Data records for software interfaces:
━━━━━━━━━━━━━━━━

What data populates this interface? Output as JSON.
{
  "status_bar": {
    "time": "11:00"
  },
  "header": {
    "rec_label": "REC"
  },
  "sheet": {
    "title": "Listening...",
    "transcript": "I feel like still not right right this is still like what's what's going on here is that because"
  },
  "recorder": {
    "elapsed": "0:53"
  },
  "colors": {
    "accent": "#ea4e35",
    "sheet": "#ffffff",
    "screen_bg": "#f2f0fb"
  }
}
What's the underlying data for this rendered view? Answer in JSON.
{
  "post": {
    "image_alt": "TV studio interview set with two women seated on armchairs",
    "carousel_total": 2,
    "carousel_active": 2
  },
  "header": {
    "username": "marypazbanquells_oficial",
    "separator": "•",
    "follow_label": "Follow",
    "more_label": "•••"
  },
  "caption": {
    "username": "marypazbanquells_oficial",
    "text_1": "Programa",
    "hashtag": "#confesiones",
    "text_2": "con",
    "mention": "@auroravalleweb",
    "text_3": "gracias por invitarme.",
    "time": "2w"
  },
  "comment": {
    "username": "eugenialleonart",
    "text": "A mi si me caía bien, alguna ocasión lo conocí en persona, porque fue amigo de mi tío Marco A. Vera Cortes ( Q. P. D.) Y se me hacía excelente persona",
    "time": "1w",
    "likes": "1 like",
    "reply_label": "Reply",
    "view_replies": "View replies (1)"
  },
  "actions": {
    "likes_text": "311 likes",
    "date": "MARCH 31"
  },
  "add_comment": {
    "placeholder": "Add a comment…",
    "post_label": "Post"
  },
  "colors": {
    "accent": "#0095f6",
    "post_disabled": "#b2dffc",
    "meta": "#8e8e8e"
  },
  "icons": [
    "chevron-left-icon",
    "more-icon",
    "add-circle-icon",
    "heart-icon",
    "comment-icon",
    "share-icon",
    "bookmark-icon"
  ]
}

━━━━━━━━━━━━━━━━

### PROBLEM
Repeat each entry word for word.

### EXERCISE RESPONSE
What data populates this interface? Output as JSON.
{
  "status_bar": {
    "time": "11:00"
  },
  "header": {
    "rec_label": "REC"
  },
  "sheet": {
    "title": "Listening...",
    "transcript": "I feel like still not right right this is still like what's what's going on here is that because"
  },
  "recorder": {
    "elapsed": "0:53"
  },
  "colors": {
    "accent": "#ea4e35",
    "sheet": "#ffffff",
    "screen_bg": "#f2f0fb"
  }
}
What's the underlying data for this rendered view? Answer in JSON.
{
  "post": {
    "image_alt": "TV studio interview set with two women seated on armchairs",
    "carousel_total": 2,
    "carousel_active": 2
  },
  "header": {
    "username": "marypazbanquells_oficial",
    "separator": "•",
    "follow_label": "Follow",
    "more_label": "•••"
  },
  "caption": {
    "username": "marypazbanquells_oficial",
    "text_1": "Programa",
    "hashtag": "#confesiones",
    "text_2": "con",
    "mention": "@auroravalleweb",
    "text_3": "gracias por invitarme.",
    "time": "2w"
  },
  "comment": {
    "username": "eugenialleonart",
    "text": "A mi si me caía bien, alguna ocasión lo conocí en persona, porque fue amigo de mi tío Marco A. Vera Cortes ( Q. P. D.) Y se me hacía excelente persona",
    "time": "1w",
    "likes": "1 like",
    "reply_label": "Reply",
    "view_replies": "View replies (1)"
  },
  "actions": {
    "likes_text": "311 likes",
    "date": "MARCH 31"
  },
  "add_comment": {
    "placeholder": "Add a comment…",
    "post_label": "Post"
  },
  "colors": {
    "accent": "#0095f6",
    "post_disabled": "#b2dffc",
    "meta": "#8e8e8e"
  },
  "icons": [
    "chevron-left-icon",
    "more-icon",
    "add-circle-icon",
    "heart-icon",
    "comment-icon",
    "share-icon",
    "bookmark-icon"
  ]
}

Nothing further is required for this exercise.